#### What the exercise asks
From the entries below, copy out all lines holding "JSON".
□ □ □ □
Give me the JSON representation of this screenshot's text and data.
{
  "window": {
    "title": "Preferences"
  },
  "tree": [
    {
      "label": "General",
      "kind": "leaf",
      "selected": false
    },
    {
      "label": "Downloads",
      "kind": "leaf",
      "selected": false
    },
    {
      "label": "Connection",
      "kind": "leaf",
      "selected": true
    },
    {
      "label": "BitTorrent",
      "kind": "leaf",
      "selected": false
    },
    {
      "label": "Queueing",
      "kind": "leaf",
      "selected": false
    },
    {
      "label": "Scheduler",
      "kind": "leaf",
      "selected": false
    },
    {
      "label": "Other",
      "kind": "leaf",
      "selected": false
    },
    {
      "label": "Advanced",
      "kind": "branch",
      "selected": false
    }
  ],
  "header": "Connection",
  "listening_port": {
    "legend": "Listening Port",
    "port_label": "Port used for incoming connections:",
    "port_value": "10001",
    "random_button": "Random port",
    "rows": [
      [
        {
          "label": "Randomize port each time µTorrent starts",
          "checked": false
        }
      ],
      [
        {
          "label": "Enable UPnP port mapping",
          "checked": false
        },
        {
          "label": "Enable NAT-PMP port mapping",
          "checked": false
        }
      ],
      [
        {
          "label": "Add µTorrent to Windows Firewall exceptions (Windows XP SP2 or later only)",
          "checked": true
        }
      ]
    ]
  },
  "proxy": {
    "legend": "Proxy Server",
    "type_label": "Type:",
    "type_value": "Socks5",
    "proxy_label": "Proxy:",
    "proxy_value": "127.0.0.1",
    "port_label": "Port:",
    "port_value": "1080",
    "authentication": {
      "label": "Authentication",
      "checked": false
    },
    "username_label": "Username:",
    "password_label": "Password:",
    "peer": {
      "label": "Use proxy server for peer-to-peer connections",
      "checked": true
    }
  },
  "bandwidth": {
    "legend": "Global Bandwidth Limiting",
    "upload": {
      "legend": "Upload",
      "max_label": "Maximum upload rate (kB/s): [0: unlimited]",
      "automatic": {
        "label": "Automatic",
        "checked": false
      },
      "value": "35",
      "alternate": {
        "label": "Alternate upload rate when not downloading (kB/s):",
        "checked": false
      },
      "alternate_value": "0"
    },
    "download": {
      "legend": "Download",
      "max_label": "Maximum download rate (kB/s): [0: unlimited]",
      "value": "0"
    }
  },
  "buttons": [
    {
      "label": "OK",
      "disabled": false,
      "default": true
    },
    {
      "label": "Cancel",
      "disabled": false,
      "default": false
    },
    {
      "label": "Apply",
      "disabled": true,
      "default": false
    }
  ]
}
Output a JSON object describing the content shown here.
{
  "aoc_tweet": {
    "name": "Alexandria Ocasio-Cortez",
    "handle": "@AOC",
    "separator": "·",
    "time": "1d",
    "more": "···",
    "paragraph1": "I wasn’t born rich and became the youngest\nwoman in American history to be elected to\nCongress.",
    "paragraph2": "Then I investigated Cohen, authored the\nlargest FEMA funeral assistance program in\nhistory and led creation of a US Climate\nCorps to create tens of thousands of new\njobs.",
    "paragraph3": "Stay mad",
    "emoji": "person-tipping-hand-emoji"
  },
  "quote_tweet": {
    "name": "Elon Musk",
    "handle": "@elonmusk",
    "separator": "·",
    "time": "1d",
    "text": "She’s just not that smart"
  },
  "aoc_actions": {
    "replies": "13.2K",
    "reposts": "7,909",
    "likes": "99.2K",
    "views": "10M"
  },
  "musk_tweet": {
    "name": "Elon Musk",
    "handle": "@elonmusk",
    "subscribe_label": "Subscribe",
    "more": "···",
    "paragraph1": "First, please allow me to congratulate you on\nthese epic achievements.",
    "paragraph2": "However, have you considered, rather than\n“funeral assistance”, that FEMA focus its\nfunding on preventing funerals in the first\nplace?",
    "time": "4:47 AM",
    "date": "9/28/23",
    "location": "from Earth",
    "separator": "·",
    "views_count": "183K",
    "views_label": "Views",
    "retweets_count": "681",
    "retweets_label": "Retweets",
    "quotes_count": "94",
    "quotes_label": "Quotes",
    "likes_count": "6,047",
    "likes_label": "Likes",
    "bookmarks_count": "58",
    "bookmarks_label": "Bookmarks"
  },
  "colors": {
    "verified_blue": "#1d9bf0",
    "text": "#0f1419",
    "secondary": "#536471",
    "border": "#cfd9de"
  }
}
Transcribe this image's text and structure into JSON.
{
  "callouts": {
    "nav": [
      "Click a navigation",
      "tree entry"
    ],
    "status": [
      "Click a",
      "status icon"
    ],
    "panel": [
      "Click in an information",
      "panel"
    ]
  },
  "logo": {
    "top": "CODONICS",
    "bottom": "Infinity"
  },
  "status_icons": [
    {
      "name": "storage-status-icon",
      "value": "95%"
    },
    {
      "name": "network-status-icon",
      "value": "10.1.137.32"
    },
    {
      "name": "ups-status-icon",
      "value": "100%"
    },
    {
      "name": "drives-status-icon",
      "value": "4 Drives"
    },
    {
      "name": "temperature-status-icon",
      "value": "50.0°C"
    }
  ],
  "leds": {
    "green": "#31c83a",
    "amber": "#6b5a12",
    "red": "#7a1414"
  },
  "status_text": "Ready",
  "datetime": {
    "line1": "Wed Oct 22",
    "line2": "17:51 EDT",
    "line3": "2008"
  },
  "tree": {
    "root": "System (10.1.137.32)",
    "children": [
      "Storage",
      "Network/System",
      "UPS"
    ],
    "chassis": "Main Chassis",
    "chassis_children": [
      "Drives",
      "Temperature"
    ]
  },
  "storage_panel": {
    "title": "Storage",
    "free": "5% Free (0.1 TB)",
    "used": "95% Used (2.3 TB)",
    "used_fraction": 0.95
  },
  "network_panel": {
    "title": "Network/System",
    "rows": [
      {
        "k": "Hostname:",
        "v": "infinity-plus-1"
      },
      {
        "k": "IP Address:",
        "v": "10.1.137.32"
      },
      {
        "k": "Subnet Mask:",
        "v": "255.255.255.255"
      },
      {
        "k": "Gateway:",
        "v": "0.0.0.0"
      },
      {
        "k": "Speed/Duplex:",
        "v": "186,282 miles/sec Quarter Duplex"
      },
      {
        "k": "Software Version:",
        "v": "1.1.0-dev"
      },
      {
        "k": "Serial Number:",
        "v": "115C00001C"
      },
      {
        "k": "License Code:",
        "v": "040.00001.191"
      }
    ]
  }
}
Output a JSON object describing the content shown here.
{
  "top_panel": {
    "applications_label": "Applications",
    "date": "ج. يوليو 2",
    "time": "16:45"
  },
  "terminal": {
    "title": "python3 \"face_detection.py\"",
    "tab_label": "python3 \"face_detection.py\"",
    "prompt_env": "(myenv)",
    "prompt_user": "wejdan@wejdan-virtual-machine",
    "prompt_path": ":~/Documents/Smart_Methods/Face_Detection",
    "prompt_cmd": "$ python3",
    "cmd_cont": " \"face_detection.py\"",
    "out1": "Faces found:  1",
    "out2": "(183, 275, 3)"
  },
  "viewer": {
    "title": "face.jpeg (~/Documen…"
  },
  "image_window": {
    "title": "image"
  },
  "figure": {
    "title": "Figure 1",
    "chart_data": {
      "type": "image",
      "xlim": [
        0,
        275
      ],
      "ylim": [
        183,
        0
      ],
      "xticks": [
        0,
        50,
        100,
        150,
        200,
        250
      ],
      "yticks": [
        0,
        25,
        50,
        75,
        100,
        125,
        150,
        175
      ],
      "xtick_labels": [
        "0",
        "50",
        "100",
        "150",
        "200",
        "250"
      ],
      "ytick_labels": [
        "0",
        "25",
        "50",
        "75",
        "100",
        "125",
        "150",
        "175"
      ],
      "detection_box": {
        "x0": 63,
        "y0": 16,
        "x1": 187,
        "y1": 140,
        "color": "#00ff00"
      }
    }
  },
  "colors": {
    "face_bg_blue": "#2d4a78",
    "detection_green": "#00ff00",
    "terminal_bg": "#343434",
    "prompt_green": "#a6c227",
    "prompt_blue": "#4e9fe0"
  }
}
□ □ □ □
#### Completed exercise
Give me the JSON representation of this screenshot's text and data.
Output a JSON object describing the content shown here.
Transcribe this image's text and structure into JSON.
Output a JSON object describing the content shown here.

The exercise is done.